Author: Ken Levasseur
Description: Worksheets related to Applied Discrete Structures

# An Introduction to Functions using Sage

This document describes the basic ways in which a function can be represented with Sage.  These topics are introduced in chapter 7 of Applied Discrete Structures.

In any computer program a function defined by a piece of code that will accept inputs and produce outputs. This is a bit more general than the mathematical concept of a function, but close enough to let use study the concept through programming. The function on the set $\{0,1,2,3,4,5,6\}$ defined by the ordered pairs $\{(0,0), (1,1), (2,4), (3,2), (4,2),(5,4), (6,1)\}$ can be represented as a dictionary:

def f(x):
return {0:0,1:1,2:4,3:2,4:2,5:4,6:1}[x]

f(4)

2

Not every function can be easily defined by a formula, but this one can be using the standard synatax for Python/SageMath functions.

def f(x):
return x^2 %7

f(4)

2
%html
<p>
Not every SageMath function is a true function.  For example, if the output is governed by a random number generator, the output for a given input will vary.  Here is a function that returns 1 with probability $p$ and 0 with probability $1-p$.
</p>
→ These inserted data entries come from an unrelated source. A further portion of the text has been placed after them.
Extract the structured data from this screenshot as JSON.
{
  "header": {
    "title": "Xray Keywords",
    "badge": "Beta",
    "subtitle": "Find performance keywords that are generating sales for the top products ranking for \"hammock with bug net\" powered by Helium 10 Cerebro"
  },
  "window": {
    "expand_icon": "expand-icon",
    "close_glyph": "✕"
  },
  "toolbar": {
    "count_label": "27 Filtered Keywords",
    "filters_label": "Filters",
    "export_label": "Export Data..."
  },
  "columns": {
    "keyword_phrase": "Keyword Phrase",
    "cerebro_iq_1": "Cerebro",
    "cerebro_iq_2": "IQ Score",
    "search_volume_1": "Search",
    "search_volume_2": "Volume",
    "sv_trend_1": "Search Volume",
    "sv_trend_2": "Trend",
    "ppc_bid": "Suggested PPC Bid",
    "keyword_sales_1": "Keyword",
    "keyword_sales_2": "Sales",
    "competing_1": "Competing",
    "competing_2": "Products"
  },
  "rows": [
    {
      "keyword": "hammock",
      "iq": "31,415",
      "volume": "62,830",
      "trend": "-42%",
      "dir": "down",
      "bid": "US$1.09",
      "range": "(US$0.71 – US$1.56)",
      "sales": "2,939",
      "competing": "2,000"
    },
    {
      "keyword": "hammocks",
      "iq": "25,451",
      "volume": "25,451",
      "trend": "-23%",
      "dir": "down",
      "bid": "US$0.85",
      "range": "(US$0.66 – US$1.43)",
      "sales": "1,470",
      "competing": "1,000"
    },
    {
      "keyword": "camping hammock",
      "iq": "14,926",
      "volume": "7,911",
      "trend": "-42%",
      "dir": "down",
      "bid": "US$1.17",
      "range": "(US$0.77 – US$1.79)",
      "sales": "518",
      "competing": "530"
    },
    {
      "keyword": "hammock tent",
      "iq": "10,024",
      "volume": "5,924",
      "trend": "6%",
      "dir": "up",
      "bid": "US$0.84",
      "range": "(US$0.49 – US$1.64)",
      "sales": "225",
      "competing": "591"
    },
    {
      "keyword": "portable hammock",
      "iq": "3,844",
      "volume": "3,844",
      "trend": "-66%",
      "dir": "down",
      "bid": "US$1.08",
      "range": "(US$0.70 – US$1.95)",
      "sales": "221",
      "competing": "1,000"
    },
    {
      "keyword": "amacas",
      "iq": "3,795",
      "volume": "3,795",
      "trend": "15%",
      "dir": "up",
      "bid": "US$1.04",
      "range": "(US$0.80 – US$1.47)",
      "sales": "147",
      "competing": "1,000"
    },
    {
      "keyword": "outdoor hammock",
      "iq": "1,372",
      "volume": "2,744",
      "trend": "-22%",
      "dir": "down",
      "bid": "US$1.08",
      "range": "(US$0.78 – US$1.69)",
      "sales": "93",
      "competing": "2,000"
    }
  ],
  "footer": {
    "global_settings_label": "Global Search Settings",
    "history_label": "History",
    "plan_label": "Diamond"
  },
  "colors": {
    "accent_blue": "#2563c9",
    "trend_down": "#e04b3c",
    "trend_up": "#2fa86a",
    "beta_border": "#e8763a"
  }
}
Not every SageMath function is a true function. For example, if the output is governed by a random number generator, the output for a given input will vary. Here is a function that returns 1 with probability $p$ and 0 with probability $1-p$.

def nonfunction(p):
if random()<p:
return 1
else:
return 0

outputs=[]
for k in range(10):
outputs=outputs+[nonfunction(0.3)]
outputs

[0, 0, 1, 1, 1, 0, 0, 1, 0, 0]